Allegations regarding misuse of taxpayer funds were also brought up with Popular Information claiming that while Sexton is living in Nashville, he is still receiving the higher per diem rate allocated to legislators living farther away from the Capitol.
The National Conference of State Legislatures reported that Tennessee’s 2022 per diem rate for legislators residing within 50 miles of the Capitol was $61/day and for legislators residing more than 50 miles from the Capitol it was $295/day.
Sexton has also been accused of falsely claiming dollars for mileage incurred while traveling from Crossville to Nashville and back for legislative business.
Per diem reports show that he has claimed higher mileage rates in years past but in 2023 has only collected reimbursement dollars for the 12-mile roundtrip to the Capitol from his Nashville home.
Consequently enough, this information only seems to prove that Sexton is currently living at his Nashville property.
Chief Investigative Reporter for Nashville’s Channel 5 News, Phil Williams, reported that Sexton argues, “as Speaker, he has to be in Nashville so often that it’s easier to have his family here.”
According to Williams, Sexton defended himself by citing another part of TN Code § 2-2-122 which states that “a person does not gain or lose residence solely by reason of the person’s presence or absence while employed in this service of […] this state.”
As with many political scandals, the whole ordeal seems to display a severe lack of transparency.
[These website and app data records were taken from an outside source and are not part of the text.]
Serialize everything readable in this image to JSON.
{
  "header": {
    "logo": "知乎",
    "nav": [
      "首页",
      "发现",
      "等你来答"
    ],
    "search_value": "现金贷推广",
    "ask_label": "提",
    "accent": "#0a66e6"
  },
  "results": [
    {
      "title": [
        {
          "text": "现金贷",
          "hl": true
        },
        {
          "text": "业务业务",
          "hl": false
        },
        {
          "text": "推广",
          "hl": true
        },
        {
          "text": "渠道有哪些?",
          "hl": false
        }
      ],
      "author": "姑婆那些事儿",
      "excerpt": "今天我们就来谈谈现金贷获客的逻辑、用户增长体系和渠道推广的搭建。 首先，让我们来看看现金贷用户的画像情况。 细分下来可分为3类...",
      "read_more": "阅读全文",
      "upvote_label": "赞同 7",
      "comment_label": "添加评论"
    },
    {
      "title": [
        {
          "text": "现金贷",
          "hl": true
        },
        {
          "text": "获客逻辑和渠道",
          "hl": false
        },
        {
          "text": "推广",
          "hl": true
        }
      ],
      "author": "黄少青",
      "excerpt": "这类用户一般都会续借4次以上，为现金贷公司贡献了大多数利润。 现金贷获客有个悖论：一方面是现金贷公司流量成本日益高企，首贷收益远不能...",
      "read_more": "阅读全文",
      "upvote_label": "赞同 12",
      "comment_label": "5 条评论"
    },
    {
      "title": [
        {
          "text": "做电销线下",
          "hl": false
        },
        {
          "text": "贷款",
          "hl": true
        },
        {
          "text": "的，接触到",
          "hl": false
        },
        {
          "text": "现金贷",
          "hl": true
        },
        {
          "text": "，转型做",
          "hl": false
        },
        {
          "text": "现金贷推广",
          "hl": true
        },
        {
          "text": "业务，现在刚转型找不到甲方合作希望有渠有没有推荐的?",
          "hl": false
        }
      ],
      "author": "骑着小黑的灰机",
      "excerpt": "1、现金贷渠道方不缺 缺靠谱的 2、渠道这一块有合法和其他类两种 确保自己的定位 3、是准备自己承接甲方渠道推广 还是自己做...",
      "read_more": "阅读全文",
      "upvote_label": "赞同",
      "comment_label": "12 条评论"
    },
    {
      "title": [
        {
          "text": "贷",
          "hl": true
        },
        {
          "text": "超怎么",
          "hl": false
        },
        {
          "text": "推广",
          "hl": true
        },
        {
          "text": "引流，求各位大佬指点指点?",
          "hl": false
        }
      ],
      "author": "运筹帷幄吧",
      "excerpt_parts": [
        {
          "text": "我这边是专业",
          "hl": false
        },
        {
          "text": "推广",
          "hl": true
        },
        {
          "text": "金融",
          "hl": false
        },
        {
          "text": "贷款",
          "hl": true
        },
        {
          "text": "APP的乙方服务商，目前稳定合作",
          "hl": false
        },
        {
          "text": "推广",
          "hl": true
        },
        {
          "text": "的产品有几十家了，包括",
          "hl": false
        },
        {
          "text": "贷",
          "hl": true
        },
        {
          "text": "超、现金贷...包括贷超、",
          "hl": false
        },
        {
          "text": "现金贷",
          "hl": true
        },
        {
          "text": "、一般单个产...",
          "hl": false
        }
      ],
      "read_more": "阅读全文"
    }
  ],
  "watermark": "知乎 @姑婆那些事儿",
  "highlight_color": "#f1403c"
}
If Sexton’s actions regarding residency and claiming a higher per diem rate are defendable and do not violate Tennessee statute, why has there been such a lack of transparency with the people he is supposed to represent?
The Tennessee Conservative did reach out to Speaker Sexton for comment on this subject matter but has yet not heard anything back.
About the Author: Adelia Kirchner is a Tennessee resident and reporter for the Tennessee Conservative. Currently the host of Subtle Rampage Podcast, she has also worked for the South Dakota State Legislature and interned for Senator Bill Hagerty’s Office in Nashville, Tennessee. You can reach Adelia at email@example.com.